## Problem statement
For each entry below, write an exact copy and leave out the images.

=== Begin Enclosure ===

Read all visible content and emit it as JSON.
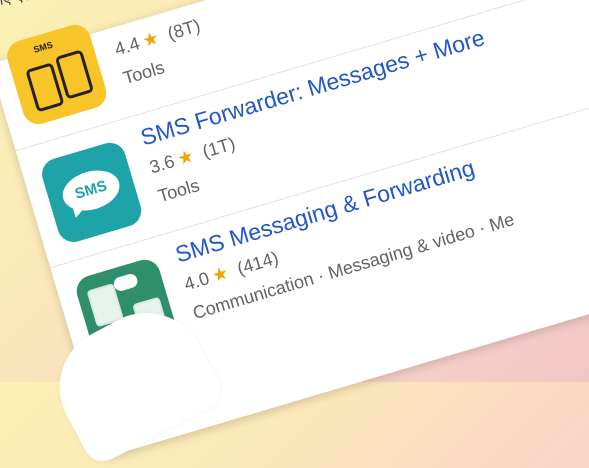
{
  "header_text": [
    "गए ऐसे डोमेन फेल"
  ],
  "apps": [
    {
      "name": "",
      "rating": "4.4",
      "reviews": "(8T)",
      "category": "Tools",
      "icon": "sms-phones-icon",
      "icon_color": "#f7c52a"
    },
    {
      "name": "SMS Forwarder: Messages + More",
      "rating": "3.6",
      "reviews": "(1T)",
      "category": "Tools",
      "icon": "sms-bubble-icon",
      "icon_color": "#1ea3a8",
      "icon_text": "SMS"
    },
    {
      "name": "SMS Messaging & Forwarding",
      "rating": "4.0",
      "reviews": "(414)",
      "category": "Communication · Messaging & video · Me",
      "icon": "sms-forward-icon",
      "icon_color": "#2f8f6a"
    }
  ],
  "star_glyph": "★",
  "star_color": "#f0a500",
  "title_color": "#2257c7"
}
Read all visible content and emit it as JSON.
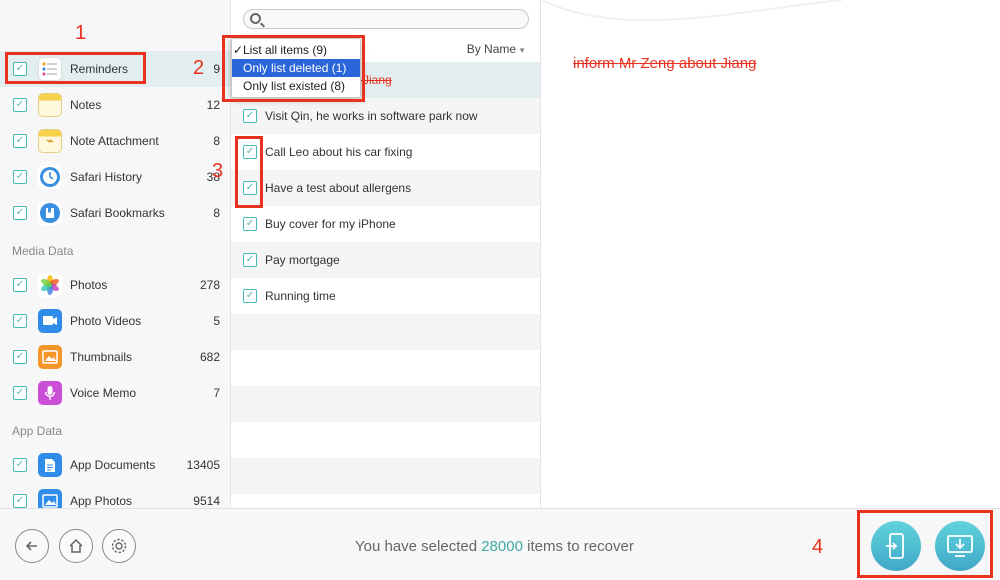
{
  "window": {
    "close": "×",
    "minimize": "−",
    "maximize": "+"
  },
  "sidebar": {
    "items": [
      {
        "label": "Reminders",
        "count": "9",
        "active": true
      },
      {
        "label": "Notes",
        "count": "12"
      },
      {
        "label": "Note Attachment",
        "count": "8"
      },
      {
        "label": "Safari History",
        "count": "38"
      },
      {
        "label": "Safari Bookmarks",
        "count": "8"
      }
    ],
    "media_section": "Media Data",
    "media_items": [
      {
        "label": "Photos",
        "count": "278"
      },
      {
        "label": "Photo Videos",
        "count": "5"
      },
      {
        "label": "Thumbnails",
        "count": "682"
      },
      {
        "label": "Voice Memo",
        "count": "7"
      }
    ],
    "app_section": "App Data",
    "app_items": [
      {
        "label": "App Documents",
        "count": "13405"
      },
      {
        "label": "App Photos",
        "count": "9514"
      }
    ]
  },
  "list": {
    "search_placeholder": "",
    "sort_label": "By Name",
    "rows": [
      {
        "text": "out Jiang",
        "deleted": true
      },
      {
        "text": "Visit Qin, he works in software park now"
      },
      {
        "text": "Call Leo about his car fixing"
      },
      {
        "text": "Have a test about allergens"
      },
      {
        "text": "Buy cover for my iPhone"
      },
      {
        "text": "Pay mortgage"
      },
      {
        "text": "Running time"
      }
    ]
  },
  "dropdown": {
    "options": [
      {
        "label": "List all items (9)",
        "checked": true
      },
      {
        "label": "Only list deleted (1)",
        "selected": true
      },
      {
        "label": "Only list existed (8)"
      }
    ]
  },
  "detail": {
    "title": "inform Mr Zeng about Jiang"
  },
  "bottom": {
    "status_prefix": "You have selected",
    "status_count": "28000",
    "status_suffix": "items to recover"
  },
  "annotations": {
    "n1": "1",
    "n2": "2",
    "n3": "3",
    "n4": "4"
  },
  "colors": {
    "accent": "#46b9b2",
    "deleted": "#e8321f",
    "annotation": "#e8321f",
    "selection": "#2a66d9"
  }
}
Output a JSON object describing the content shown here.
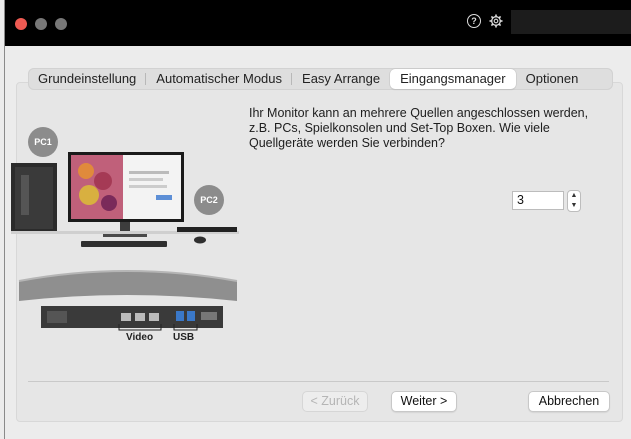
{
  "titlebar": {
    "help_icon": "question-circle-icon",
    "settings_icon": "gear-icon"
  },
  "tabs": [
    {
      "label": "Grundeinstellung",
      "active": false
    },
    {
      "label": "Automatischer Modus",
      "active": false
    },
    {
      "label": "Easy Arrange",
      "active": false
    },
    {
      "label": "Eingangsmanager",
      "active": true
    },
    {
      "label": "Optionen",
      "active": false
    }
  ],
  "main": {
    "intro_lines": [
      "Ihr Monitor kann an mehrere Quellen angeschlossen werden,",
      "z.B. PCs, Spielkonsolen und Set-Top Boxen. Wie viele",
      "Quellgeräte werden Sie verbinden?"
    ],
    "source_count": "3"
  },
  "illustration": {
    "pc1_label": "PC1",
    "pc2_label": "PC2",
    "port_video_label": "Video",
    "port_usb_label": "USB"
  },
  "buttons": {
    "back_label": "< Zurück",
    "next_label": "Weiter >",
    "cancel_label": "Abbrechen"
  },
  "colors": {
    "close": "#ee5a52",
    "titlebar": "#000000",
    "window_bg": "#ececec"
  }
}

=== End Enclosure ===

## Solution below
Read all visible content and emit it as JSON.
{
  "header_text": [
    "गए ऐसे डोमेन फेल"
  ],
  "apps": [
    {
      "name": "",
      "rating": "4.4",
      "reviews": "(8T)",
      "category": "Tools",
      "icon": "sms-phones-icon",
      "icon_color": "#f7c52a"
    },
    {
      "name": "SMS Forwarder: Messages + More",
      "rating": "3.6",
      "reviews": "(1T)",
      "category": "Tools",
      "icon": "sms-bubble-icon",
      "icon_color": "#1ea3a8",
      "icon_text": "SMS"
    },
    {
      "name": "SMS Messaging & Forwarding",
      "rating": "4.0",
      "reviews": "(414)",
      "category": "Communication · Messaging & video · Me",
      "icon": "sms-forward-icon",
      "icon_color": "#2f8f6a"
    }
  ],
  "star_glyph": "★",
  "star_color": "#f0a500",
  "title_color": "#2257c7"
}
Read all visible content and emit it as JSON.
{
  "window": {
    "close": "×",
    "minimize": "−",
    "maximize": "+"
  },
  "sidebar": {
    "items": [
      {
        "label": "Reminders",
        "count": "9",
        "active": true
      },
      {
        "label": "Notes",
        "count": "12"
      },
      {
        "label": "Note Attachment",
        "count": "8"
      },
      {
        "label": "Safari History",
        "count": "38"
      },
      {
        "label": "Safari Bookmarks",
        "count": "8"
      }
    ],
    "media_section": "Media Data",
    "media_items": [
      {
        "label": "Photos",
        "count": "278"
      },
      {
        "label": "Photo Videos",
        "count": "5"
      },
      {
        "label": "Thumbnails",
        "count": "682"
      },
      {
        "label": "Voice Memo",
        "count": "7"
      }
    ],
    "app_section": "App Data",
    "app_items": [
      {
        "label": "App Documents",
        "count": "13405"
      },
      {
        "label": "App Photos",
        "count": "9514"
      }
    ]
  },
  "list": {
    "search_placeholder": "",
    "sort_label": "By Name",
    "rows": [
      {
        "text": "out Jiang",
        "deleted": true
      },
      {
        "text": "Visit Qin, he works in software park now"
      },
      {
        "text": "Call Leo about his car fixing"
      },
      {
        "text": "Have a test about allergens"
      },
      {
        "text": "Buy cover for my iPhone"
      },
      {
        "text": "Pay mortgage"
      },
      {
        "text": "Running time"
      }
    ]
  },
  "dropdown": {
    "options": [
      {
        "label": "List all items (9)",
        "checked": true
      },
      {
        "label": "Only list deleted (1)",
        "selected": true
      },
      {
        "label": "Only list existed (8)"
      }
    ]
  },
  "detail": {
    "title": "inform Mr Zeng about Jiang"
  },
  "bottom": {
    "status_prefix": "You have selected",
    "status_count": "28000",
    "status_suffix": "items to recover"
  },
  "annotations": {
    "n1": "1",
    "n2": "2",
    "n3": "3",
    "n4": "4"
  },
  "colors": {
    "accent": "#46b9b2",
    "deleted": "#e8321f",
    "annotation": "#e8321f",
    "selection": "#2a66d9"
  }
}
Output a JSON object describing the content shown here.
{
  "titlebar": {
    "help_icon": "question-circle-icon",
    "settings_icon": "gear-icon"
  },
  "tabs": [
    {
      "label": "Grundeinstellung",
      "active": false
    },
    {
      "label": "Automatischer Modus",
      "active": false
    },
    {
      "label": "Easy Arrange",
      "active": false
    },
    {
      "label": "Eingangsmanager",
      "active": true
    },
    {
      "label": "Optionen",
      "active": false
    }
  ],
  "main": {
    "intro_lines": [
      "Ihr Monitor kann an mehrere Quellen angeschlossen werden,",
      "z.B. PCs, Spielkonsolen und Set-Top Boxen. Wie viele",
      "Quellgeräte werden Sie verbinden?"
    ],
    "source_count": "3"
  },
  "illustration": {
    "pc1_label": "PC1",
    "pc2_label": "PC2",
    "port_video_label": "Video",
    "port_usb_label": "USB"
  },
  "buttons": {
    "back_label": "< Zurück",
    "next_label": "Weiter >",
    "cancel_label": "Abbrechen"
  },
  "colors": {
    "close": "#ee5a52",
    "titlebar": "#000000",
    "window_bg": "#ececec"
  }
}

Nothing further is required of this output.